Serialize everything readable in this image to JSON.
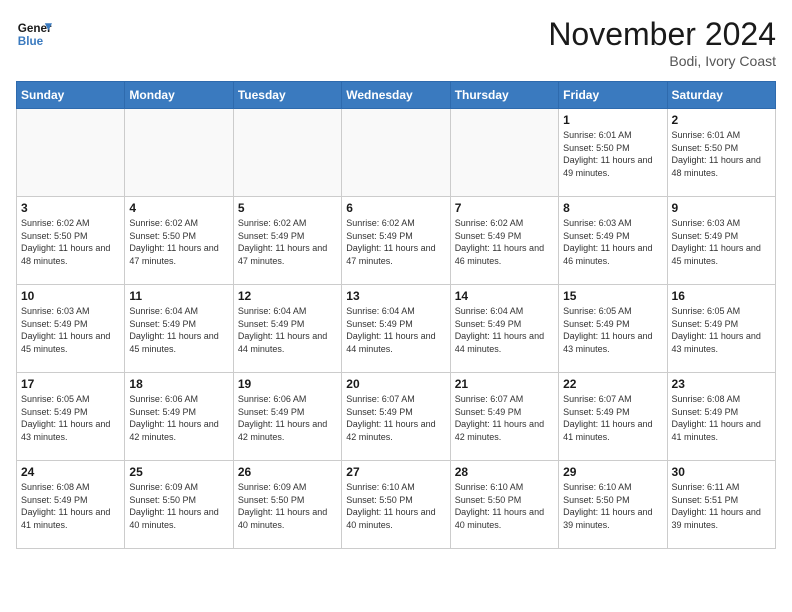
{
  "header": {
    "logo_line1": "General",
    "logo_line2": "Blue",
    "month_title": "November 2024",
    "location": "Bodi, Ivory Coast"
  },
  "calendar": {
    "days_of_week": [
      "Sunday",
      "Monday",
      "Tuesday",
      "Wednesday",
      "Thursday",
      "Friday",
      "Saturday"
    ],
    "weeks": [
      [
        {
          "day": "",
          "info": ""
        },
        {
          "day": "",
          "info": ""
        },
        {
          "day": "",
          "info": ""
        },
        {
          "day": "",
          "info": ""
        },
        {
          "day": "",
          "info": ""
        },
        {
          "day": "1",
          "info": "Sunrise: 6:01 AM\nSunset: 5:50 PM\nDaylight: 11 hours and 49 minutes."
        },
        {
          "day": "2",
          "info": "Sunrise: 6:01 AM\nSunset: 5:50 PM\nDaylight: 11 hours and 48 minutes."
        }
      ],
      [
        {
          "day": "3",
          "info": "Sunrise: 6:02 AM\nSunset: 5:50 PM\nDaylight: 11 hours and 48 minutes."
        },
        {
          "day": "4",
          "info": "Sunrise: 6:02 AM\nSunset: 5:50 PM\nDaylight: 11 hours and 47 minutes."
        },
        {
          "day": "5",
          "info": "Sunrise: 6:02 AM\nSunset: 5:49 PM\nDaylight: 11 hours and 47 minutes."
        },
        {
          "day": "6",
          "info": "Sunrise: 6:02 AM\nSunset: 5:49 PM\nDaylight: 11 hours and 47 minutes."
        },
        {
          "day": "7",
          "info": "Sunrise: 6:02 AM\nSunset: 5:49 PM\nDaylight: 11 hours and 46 minutes."
        },
        {
          "day": "8",
          "info": "Sunrise: 6:03 AM\nSunset: 5:49 PM\nDaylight: 11 hours and 46 minutes."
        },
        {
          "day": "9",
          "info": "Sunrise: 6:03 AM\nSunset: 5:49 PM\nDaylight: 11 hours and 45 minutes."
        }
      ],
      [
        {
          "day": "10",
          "info": "Sunrise: 6:03 AM\nSunset: 5:49 PM\nDaylight: 11 hours and 45 minutes."
        },
        {
          "day": "11",
          "info": "Sunrise: 6:04 AM\nSunset: 5:49 PM\nDaylight: 11 hours and 45 minutes."
        },
        {
          "day": "12",
          "info": "Sunrise: 6:04 AM\nSunset: 5:49 PM\nDaylight: 11 hours and 44 minutes."
        },
        {
          "day": "13",
          "info": "Sunrise: 6:04 AM\nSunset: 5:49 PM\nDaylight: 11 hours and 44 minutes."
        },
        {
          "day": "14",
          "info": "Sunrise: 6:04 AM\nSunset: 5:49 PM\nDaylight: 11 hours and 44 minutes."
        },
        {
          "day": "15",
          "info": "Sunrise: 6:05 AM\nSunset: 5:49 PM\nDaylight: 11 hours and 43 minutes."
        },
        {
          "day": "16",
          "info": "Sunrise: 6:05 AM\nSunset: 5:49 PM\nDaylight: 11 hours and 43 minutes."
        }
      ],
      [
        {
          "day": "17",
          "info": "Sunrise: 6:05 AM\nSunset: 5:49 PM\nDaylight: 11 hours and 43 minutes."
        },
        {
          "day": "18",
          "info": "Sunrise: 6:06 AM\nSunset: 5:49 PM\nDaylight: 11 hours and 42 minutes."
        },
        {
          "day": "19",
          "info": "Sunrise: 6:06 AM\nSunset: 5:49 PM\nDaylight: 11 hours and 42 minutes."
        },
        {
          "day": "20",
          "info": "Sunrise: 6:07 AM\nSunset: 5:49 PM\nDaylight: 11 hours and 42 minutes."
        },
        {
          "day": "21",
          "info": "Sunrise: 6:07 AM\nSunset: 5:49 PM\nDaylight: 11 hours and 42 minutes."
        },
        {
          "day": "22",
          "info": "Sunrise: 6:07 AM\nSunset: 5:49 PM\nDaylight: 11 hours and 41 minutes."
        },
        {
          "day": "23",
          "info": "Sunrise: 6:08 AM\nSunset: 5:49 PM\nDaylight: 11 hours and 41 minutes."
        }
      ],
      [
        {
          "day": "24",
          "info": "Sunrise: 6:08 AM\nSunset: 5:49 PM\nDaylight: 11 hours and 41 minutes."
        },
        {
          "day": "25",
          "info": "Sunrise: 6:09 AM\nSunset: 5:50 PM\nDaylight: 11 hours and 40 minutes."
        },
        {
          "day": "26",
          "info": "Sunrise: 6:09 AM\nSunset: 5:50 PM\nDaylight: 11 hours and 40 minutes."
        },
        {
          "day": "27",
          "info": "Sunrise: 6:10 AM\nSunset: 5:50 PM\nDaylight: 11 hours and 40 minutes."
        },
        {
          "day": "28",
          "info": "Sunrise: 6:10 AM\nSunset: 5:50 PM\nDaylight: 11 hours and 40 minutes."
        },
        {
          "day": "29",
          "info": "Sunrise: 6:10 AM\nSunset: 5:50 PM\nDaylight: 11 hours and 39 minutes."
        },
        {
          "day": "30",
          "info": "Sunrise: 6:11 AM\nSunset: 5:51 PM\nDaylight: 11 hours and 39 minutes."
        }
      ]
    ]
  }
}
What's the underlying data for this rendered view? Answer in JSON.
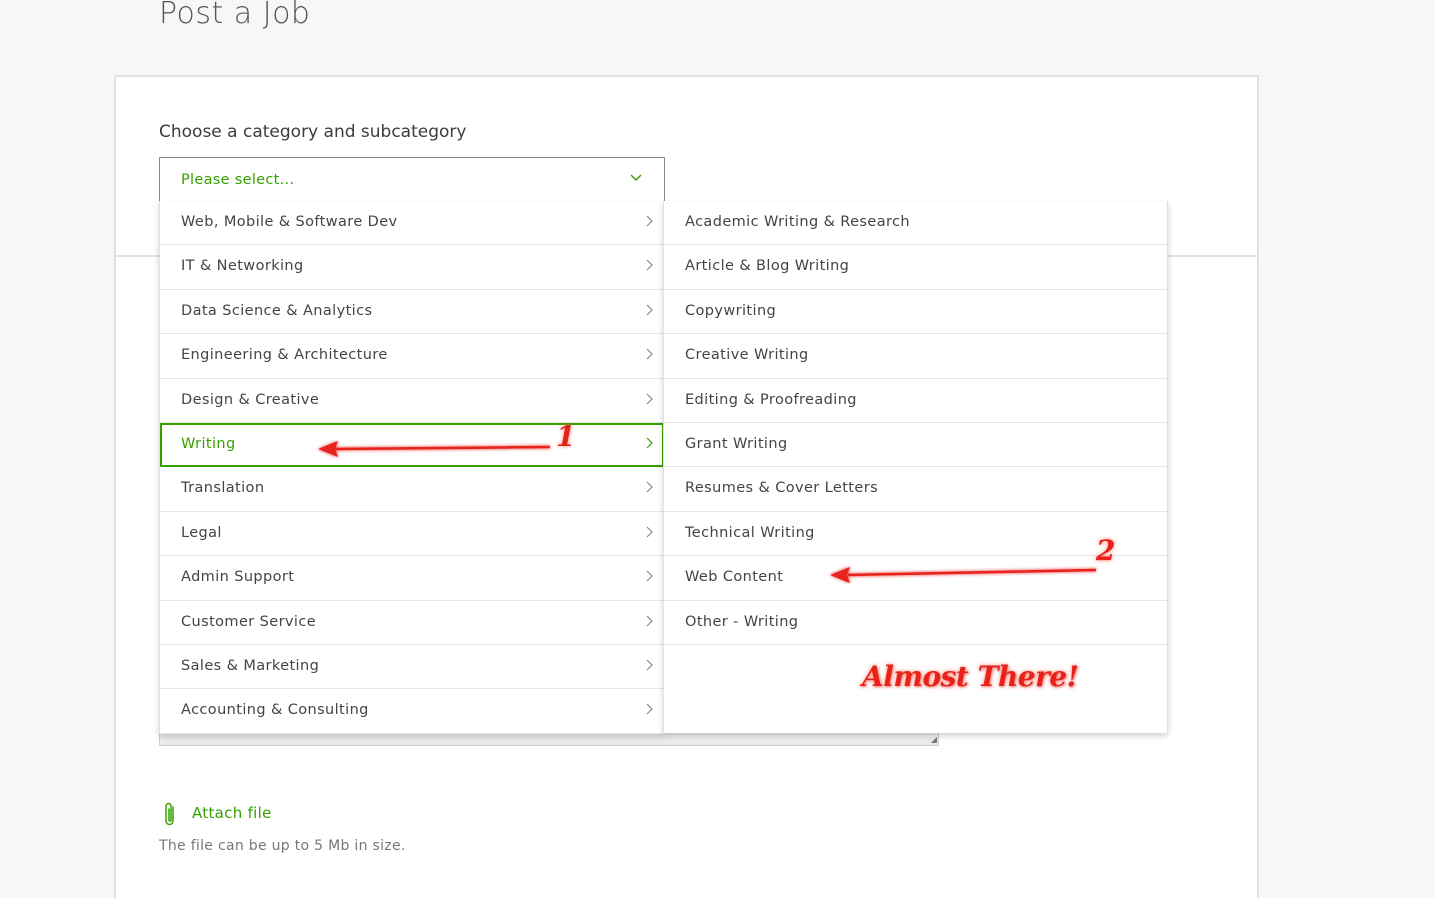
{
  "page": {
    "title": "Post a Job"
  },
  "form": {
    "category_label": "Choose a category and subcategory",
    "select": {
      "placeholder": "Please select..."
    }
  },
  "categories": [
    {
      "label": "Web, Mobile & Software Dev",
      "selected": false
    },
    {
      "label": "IT & Networking",
      "selected": false
    },
    {
      "label": "Data Science & Analytics",
      "selected": false
    },
    {
      "label": "Engineering & Architecture",
      "selected": false
    },
    {
      "label": "Design & Creative",
      "selected": false
    },
    {
      "label": "Writing",
      "selected": true
    },
    {
      "label": "Translation",
      "selected": false
    },
    {
      "label": "Legal",
      "selected": false
    },
    {
      "label": "Admin Support",
      "selected": false
    },
    {
      "label": "Customer Service",
      "selected": false
    },
    {
      "label": "Sales & Marketing",
      "selected": false
    },
    {
      "label": "Accounting & Consulting",
      "selected": false
    }
  ],
  "subcategories": [
    {
      "label": "Academic Writing & Research"
    },
    {
      "label": "Article & Blog Writing"
    },
    {
      "label": "Copywriting"
    },
    {
      "label": "Creative Writing"
    },
    {
      "label": "Editing & Proofreading"
    },
    {
      "label": "Grant Writing"
    },
    {
      "label": "Resumes & Cover Letters"
    },
    {
      "label": "Technical Writing"
    },
    {
      "label": "Web Content"
    },
    {
      "label": "Other - Writing"
    }
  ],
  "annotations": {
    "arrow1_number": "1",
    "arrow2_number": "2",
    "caption": "Almost There!"
  },
  "attachment": {
    "label": "Attach file",
    "hint": "The file can be up to 5 Mb in size."
  },
  "colors": {
    "accent_green": "#37a000",
    "annotation_red": "#e8211a"
  }
}
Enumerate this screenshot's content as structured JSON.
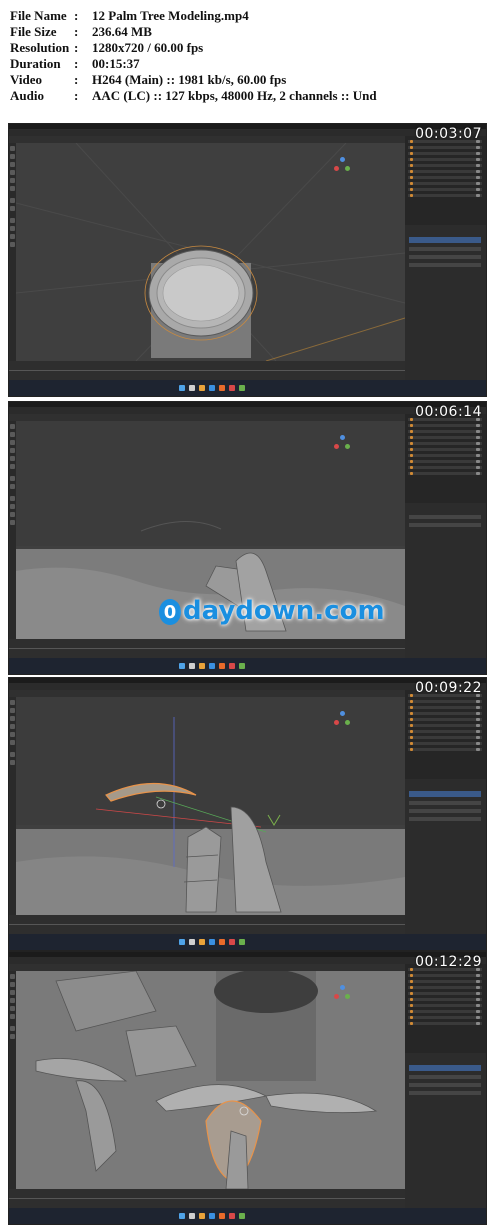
{
  "info": {
    "rows": [
      {
        "key": "File Name",
        "value": "12 Palm Tree Modeling.mp4"
      },
      {
        "key": "File Size",
        "value": "236.64 MB"
      },
      {
        "key": "Resolution",
        "value": "1280x720 / 60.00 fps"
      },
      {
        "key": "Duration",
        "value": "00:15:37"
      },
      {
        "key": "Video",
        "value": "H264 (Main) :: 1981 kb/s, 60.00 fps"
      },
      {
        "key": "Audio",
        "value": "AAC (LC) :: 127 kbps, 48000 Hz, 2 channels :: Und"
      }
    ],
    "separator": ":"
  },
  "frames": [
    {
      "timestamp": "00:03:07"
    },
    {
      "timestamp": "00:06:14"
    },
    {
      "timestamp": "00:09:22"
    },
    {
      "timestamp": "00:12:29"
    }
  ],
  "watermark": {
    "text": "daydown.com",
    "icon": "water-drop-logo"
  },
  "colors": {
    "viewport": "#3f3f3f",
    "panel": "#2c2c2c",
    "taskbar": "#1e2430",
    "selection_outline": "#e8934a",
    "watermark": "#1a8fe0"
  }
}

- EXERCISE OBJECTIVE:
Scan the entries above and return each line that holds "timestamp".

- FINISHED EXERCISE:
      "timestamp": "00:03:07"
      "timestamp": "00:06:14"
      "timestamp": "00:09:22"
      "timestamp": "00:12:29"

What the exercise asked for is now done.